There were a few strange looks from passers-by, and Mini pipes up "But they're BOYS wellies!".

Dollop was horrified, the thought of boys wellies was almost too much for her. (I can't blame her to be honest - I have to touch Mini's wellies and they're pretty stinky!)

I'm pretty disappointed that the store didn't have these Minion boots in both boys and girls clothing sections. After all, most of the girls I know enjoy Despicable Me as much as the boys. And I know a fair few boys that enjoy watching (and singing along to) Frozen, although I get that fluffy sparkly wellies might not float their boat so much. It's pretty much the first time I've encountered this kind of gender stereotyping as an issue because so far I've had a typical boy's boy and a very typical girly girl, but it's something that I'm going to look out more for now. And hopefully my children won't feel the need to conform anymore.

We immediately put Mini straight - these boots are as much for girls as boys. We put Dollop straight too - and reassured her that anyone can wear whatever boots they like (as long as they fit OK). And ended up buying the boots. She wears them well.

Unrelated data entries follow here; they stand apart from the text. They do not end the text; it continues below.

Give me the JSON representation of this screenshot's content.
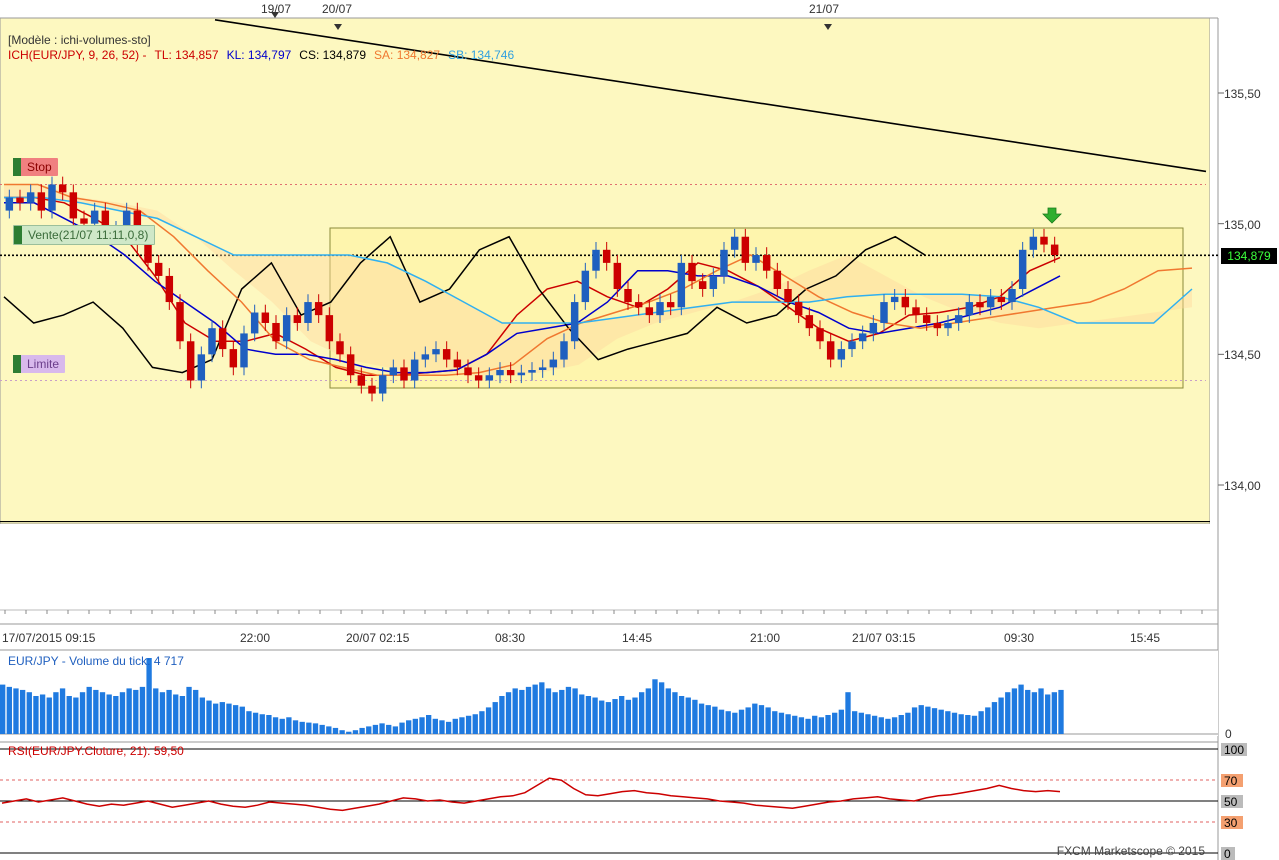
{
  "template_line": "[Modèle : ichi-volumes-sto]",
  "legend": {
    "ich": "ICH(EUR/JPY, 9, 26, 52) -",
    "tl": "TL: 134,857",
    "kl": "KL: 134,797",
    "cs": "CS: 134,879",
    "sa": "SA: 134,827",
    "sb": "SB: 134,746"
  },
  "colors": {
    "tl": "#cc0000",
    "kl": "#0000cc",
    "cs": "#000000",
    "sa": "#f07830",
    "sb": "#30b0f0",
    "volume": "#1f7ae0",
    "rsi": "#cc0000",
    "plot_bg": "#fdf8c0",
    "candle_up": "#1f5fbf",
    "candle_down": "#cc0000"
  },
  "orders": {
    "stop": "Stop",
    "vente": "Vente(21/07 11:11,0,8)",
    "limite": "Limite"
  },
  "current_price": "134,879",
  "date_markers": [
    "19/07",
    "20/07",
    "21/07"
  ],
  "volume_legend": "EUR/JPY - Volume du tick: 4 717",
  "rsi_legend": "RSI(EUR/JPY.Cloture, 21): 59,50",
  "watermark": "FXCM Marketscope © 2015",
  "chart_data": [
    {
      "type": "candlestick",
      "title": "",
      "yticks": [
        "135,50",
        "135,00",
        "134,50",
        "134,00"
      ],
      "ylim": [
        133.5,
        135.8
      ],
      "xticks": [
        "17/07/2015 09:15",
        "22:00",
        "20/07 02:15",
        "08:30",
        "14:45",
        "21:00",
        "21/07 03:15",
        "09:30",
        "15:45"
      ],
      "levels": {
        "stop": 135.15,
        "limite": 134.4,
        "current": 134.879,
        "support": 133.86
      },
      "trendline": {
        "from": 135.78,
        "to": 135.2
      },
      "close": [
        135.1,
        135.08,
        135.12,
        135.05,
        135.15,
        135.12,
        135.02,
        135.0,
        135.05,
        134.95,
        134.98,
        135.05,
        134.92,
        134.85,
        134.8,
        134.7,
        134.55,
        134.4,
        134.5,
        134.6,
        134.52,
        134.45,
        134.58,
        134.66,
        134.62,
        134.55,
        134.65,
        134.62,
        134.7,
        134.65,
        134.55,
        134.5,
        134.42,
        134.38,
        134.35,
        134.42,
        134.45,
        134.4,
        134.48,
        134.5,
        134.52,
        134.48,
        134.45,
        134.42,
        134.4,
        134.42,
        134.44,
        134.42,
        134.43,
        134.44,
        134.45,
        134.48,
        134.55,
        134.7,
        134.82,
        134.9,
        134.85,
        134.75,
        134.7,
        134.68,
        134.65,
        134.7,
        134.68,
        134.85,
        134.78,
        134.75,
        134.8,
        134.9,
        134.95,
        134.85,
        134.88,
        134.82,
        134.75,
        134.7,
        134.65,
        134.6,
        134.55,
        134.48,
        134.52,
        134.55,
        134.58,
        134.62,
        134.7,
        134.72,
        134.68,
        134.65,
        134.62,
        134.6,
        134.62,
        134.65,
        134.7,
        134.68,
        134.72,
        134.7,
        134.75,
        134.9,
        134.95,
        134.92,
        134.88
      ],
      "open": [
        135.05,
        135.1,
        135.08,
        135.12,
        135.05,
        135.15,
        135.12,
        135.02,
        135.0,
        135.05,
        134.95,
        134.98,
        135.05,
        134.92,
        134.85,
        134.8,
        134.7,
        134.55,
        134.4,
        134.5,
        134.6,
        134.52,
        134.45,
        134.58,
        134.66,
        134.62,
        134.55,
        134.65,
        134.62,
        134.7,
        134.65,
        134.55,
        134.5,
        134.42,
        134.38,
        134.35,
        134.42,
        134.45,
        134.4,
        134.48,
        134.5,
        134.52,
        134.48,
        134.45,
        134.42,
        134.4,
        134.42,
        134.44,
        134.42,
        134.43,
        134.44,
        134.45,
        134.48,
        134.55,
        134.7,
        134.82,
        134.9,
        134.85,
        134.75,
        134.7,
        134.68,
        134.65,
        134.7,
        134.68,
        134.85,
        134.78,
        134.75,
        134.8,
        134.9,
        134.95,
        134.85,
        134.88,
        134.82,
        134.75,
        134.7,
        134.65,
        134.6,
        134.55,
        134.48,
        134.52,
        134.55,
        134.58,
        134.62,
        134.7,
        134.72,
        134.68,
        134.65,
        134.62,
        134.6,
        134.62,
        134.65,
        134.7,
        134.68,
        134.72,
        134.7,
        134.75,
        134.9,
        134.95,
        134.92
      ],
      "series": [
        {
          "name": "TL",
          "values": [
            135.1,
            135.1,
            135.08,
            135.02,
            134.95,
            134.8,
            134.62,
            134.55,
            134.55,
            134.58,
            134.52,
            134.45,
            134.42,
            134.42,
            134.43,
            134.44,
            134.5,
            134.65,
            134.75,
            134.78,
            134.72,
            134.68,
            134.75,
            134.85,
            134.82,
            134.76,
            134.68,
            134.6,
            134.55,
            134.58,
            134.65,
            134.66,
            134.68,
            134.72,
            134.82,
            134.87
          ]
        },
        {
          "name": "KL",
          "values": [
            135.08,
            135.08,
            135.02,
            134.96,
            134.88,
            134.78,
            134.7,
            134.62,
            134.52,
            134.5,
            134.5,
            134.48,
            134.45,
            134.43,
            134.43,
            134.44,
            134.5,
            134.58,
            134.6,
            134.62,
            134.7,
            134.82,
            134.82,
            134.8,
            134.8,
            134.76,
            134.7,
            134.66,
            134.6,
            134.58,
            134.6,
            134.62,
            134.65,
            134.68,
            134.74,
            134.8
          ]
        },
        {
          "name": "CS",
          "values": [
            134.72,
            134.62,
            134.65,
            134.7,
            134.6,
            134.45,
            134.43,
            134.48,
            134.75,
            134.85,
            134.65,
            134.7,
            134.85,
            134.95,
            134.7,
            134.75,
            134.9,
            134.95,
            134.75,
            134.6,
            134.48,
            134.52,
            134.55,
            134.58,
            134.68,
            134.62,
            134.65,
            134.75,
            134.8,
            134.9,
            134.95,
            134.88
          ]
        },
        {
          "name": "SA",
          "values": [
            135.15,
            135.15,
            135.1,
            135.08,
            135.05,
            134.95,
            134.82,
            134.7,
            134.55,
            134.48,
            134.45,
            134.42,
            134.42,
            134.42,
            134.43,
            134.46,
            134.56,
            134.62,
            134.66,
            134.7,
            134.75,
            134.82,
            134.88,
            134.8,
            134.72,
            134.66,
            134.62,
            134.6,
            134.62,
            134.64,
            134.66,
            134.68,
            134.7,
            134.75,
            134.82,
            134.83
          ]
        },
        {
          "name": "SB",
          "values": [
            135.1,
            135.1,
            135.08,
            135.05,
            135.02,
            134.95,
            134.88,
            134.88,
            134.88,
            134.88,
            134.85,
            134.78,
            134.7,
            134.62,
            134.62,
            134.62,
            134.64,
            134.66,
            134.68,
            134.7,
            134.7,
            134.7,
            134.72,
            134.73,
            134.73,
            134.73,
            134.72,
            134.68,
            134.62,
            134.62,
            134.62,
            134.75
          ]
        }
      ]
    },
    {
      "type": "bar",
      "title": "",
      "yticks": [
        "0"
      ],
      "values": [
        65,
        62,
        60,
        58,
        55,
        50,
        52,
        48,
        55,
        60,
        50,
        48,
        55,
        62,
        58,
        55,
        52,
        50,
        55,
        60,
        58,
        62,
        100,
        60,
        55,
        58,
        52,
        50,
        62,
        58,
        48,
        44,
        40,
        42,
        40,
        38,
        36,
        30,
        28,
        26,
        25,
        22,
        20,
        22,
        18,
        16,
        15,
        14,
        12,
        10,
        8,
        5,
        3,
        5,
        8,
        10,
        12,
        14,
        12,
        10,
        15,
        18,
        20,
        22,
        25,
        20,
        18,
        16,
        20,
        22,
        24,
        26,
        30,
        35,
        42,
        50,
        55,
        60,
        58,
        62,
        65,
        68,
        60,
        55,
        58,
        62,
        60,
        52,
        50,
        48,
        44,
        42,
        46,
        50,
        45,
        48,
        55,
        60,
        72,
        68,
        60,
        55,
        50,
        48,
        45,
        40,
        38,
        36,
        32,
        30,
        28,
        32,
        35,
        40,
        38,
        35,
        30,
        28,
        26,
        24,
        22,
        20,
        24,
        22,
        25,
        28,
        32,
        55,
        30,
        28,
        26,
        24,
        22,
        20,
        22,
        25,
        28,
        35,
        38,
        36,
        34,
        32,
        30,
        28,
        26,
        25,
        24,
        30,
        35,
        42,
        48,
        55,
        60,
        65,
        58,
        55,
        60,
        52,
        55,
        58
      ],
      "color": "#1f7ae0"
    },
    {
      "type": "line",
      "title": "",
      "yticks": [
        "100",
        "70",
        "50",
        "30",
        "0"
      ],
      "ylim": [
        0,
        100
      ],
      "series": [
        {
          "name": "RSI",
          "values": [
            48,
            50,
            52,
            49,
            51,
            53,
            50,
            47,
            45,
            47,
            46,
            48,
            50,
            47,
            44,
            46,
            48,
            50,
            47,
            45,
            44,
            46,
            49,
            48,
            47,
            46,
            44,
            42,
            41,
            43,
            45,
            47,
            50,
            53,
            52,
            50,
            51,
            49,
            48,
            50,
            52,
            54,
            55,
            58,
            65,
            72,
            70,
            62,
            56,
            55,
            57,
            59,
            60,
            58,
            57,
            55,
            54,
            53,
            52,
            50,
            49,
            48,
            46,
            45,
            44,
            43,
            45,
            47,
            49,
            50,
            52,
            53,
            54,
            52,
            51,
            50,
            53,
            55,
            56,
            58,
            60,
            62,
            65,
            62,
            60,
            59,
            60,
            59
          ]
        }
      ],
      "color": "#cc0000"
    }
  ]
}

Sunday, 1 March 2015

Confidence...taken it's time!

He's been here 7 years now, and it's only now that we finally feel like we're getting to know the real Mini.

The last 7 years have been full of ups and downs, and even though we've celebrated the ups, the downs have always kind of overtaken...even when we've tried really really hard to just enjoy the good bits. Perhaps it's because of my depression? Or perhaps it's because the trauma takes over? Or maybe it's because we're now experienced in the ways of Mini and know that the good times never last that long? I suspect it's because even the best of the best times don't make up for all the really challenging, frustrating, violent and scary times, even when we really want them to; when we tell everyone else they do; when we tell ourselves they do.

But now, what's happened? We are going through the longest good period we've EVER had.
Is it really because one day he was 7, then he was 8? Is 8 some kind of magic number? Or is it because all the counselling we've been having really has helped? I'm not sure it's changed our views or opinions, or our parenting, but I think it's somehow made us more assured in what we're doing. Our counsellor reminds us that we're doing great; she picks out all the good bits and all the positivity and gives us the credit for it instead of continually blaming us for all the bad bits, which is what we've done to ourselves, and what some professionals have implied.

And, along with my magic happy pills (OK, so they're not magic, and I still have a way to go but...), I'm feeling better about life generally, and more confident in my parenting skills.

So these days, we're enjoying the happy go lucky Mini, the one who is confident enough to go to football camp in half term by himself, the one who is helping his sister learn her phonics, the Mini that loves sitting down with us and watching music videos on TV, the boy that has learnt many of the moves to All About The Bass, and is desperate to learn how to do the splits (just like in the video mum!). He giggles at our jokes, and takes the mickey out of us. He grins and covers his eyes when the NC and I kiss (err...that's DISGUSTING, you're my PARENTS!). He loves to help cook, and even helps with the washing up. Yeah, so he still likes to run around naked and wiggle his bum at us, and toilet humour is still very funny to Mini, but to be fair, the NC and I both giggle at rude words and squelchy noises too!

We have days where things don't go Mini's way, and he stomps his feet, but we can manage that now. And I'm now in the place where I know my children well enough to know if their behaviour is normal, or a sign of unease, anxiety or other uncomfortable feeling, despite what other people say, and despite their attempts to brush it all off.

It's taken a long time, but I think we've finally become confident parents, and we're being the best parents we can be to Mini and Dollop.